Parque Nacional Manuel Antonio National Park opening timing is Wednesday to Monday, 07:00 AM to 04:00 PM, and closed on Tuesday.

Frequently Asked Questions (FAQ) for Manuel Antonio National Park

Q1: What is Manuel Antonio National Park known for?
A1: Manuel Antonio National Park is renowned for its stunning biodiversity, pristine beaches, and lush rainforest. It’s one of the most popular national parks in Costa Rica, celebrated for its diverse flora and fauna.

Q2: What wildlife can I expect to see in Manuel Antonio National Park?
A2: The park is home to a variety of wildlife, including capuchin monkeys, howler monkeys, three-toed sloths, iguanas, and numerous bird species. Keep an eye out for colorful toucans and the endangered squirrel monkey.

Q3: Are there hiking trails in the park?
A3: Yes, Manuel Antonio offers several well-maintained trails. The most popular one is the main trail leading to beautiful viewpoints overlooking the Pacific Ocean. There are also trails leading to pristine beaches within the park.

Q4: Can I swim at the beaches in Manuel Antonio National Park?
A4: Yes, there are several gorgeous beaches within the park where swimming is allowed. However, it’s essential to follow safety guidelines and be cautious of strong currents.

Q5: Are guided tours available, and do I need one?
A5: Guided tours are available and can enhance your experience by providing insightful information about the park’s ecology and wildlife. While not mandatory, a guide can help you spot hidden creatures and learn more about the park.

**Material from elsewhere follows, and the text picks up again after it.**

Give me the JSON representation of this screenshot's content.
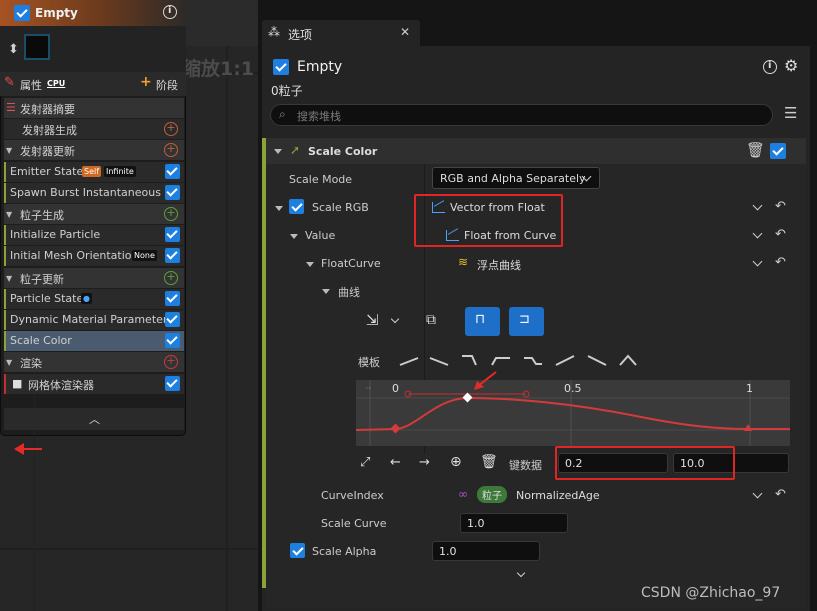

Q6: Is there an entrance fee to Manuel Antonio National Park?
A6: Yes, there is an entrance fee, and it varies for foreigners, nationals, and children. It’s advisable to check the current fees before planning your visit.

Q7: What amenities are available within the park?
A7: The park has basic amenities, including restrooms, picnic areas, and snack vendors. It’s recommended to bring essentials like water, sunscreen, and comfortable clothing for your visit.

Q8: Can I bring food into the park?
A8: While there are designated picnic areas, it’s essential to be mindful of the park’s rules. Feeding wildlife is strictly prohibited, and visitors are encouraged to keep the park pristine by properly disposing of trash.

Q9: When is the best time to visit Manuel Antonio National Park?
A9: The dry season, from December to April, is generally considered the best time to visit when the weather is pleasant. However, the park attracts visitors year-round, and the lush greenery during the rainy season (May to November) can be equally captivating.

Q10: Are there any restrictions or rules I should be aware of?
A10: Yes, visitors are expected to follow park rules, such as staying on designated trails, not feeding wildlife, and respecting the natural environment. It’s crucial to be aware of and adhere to these regulations to preserve the park’s beauty and biodiversity.

We hope you enjoyed this guide and hope you stick around for more guides in the future!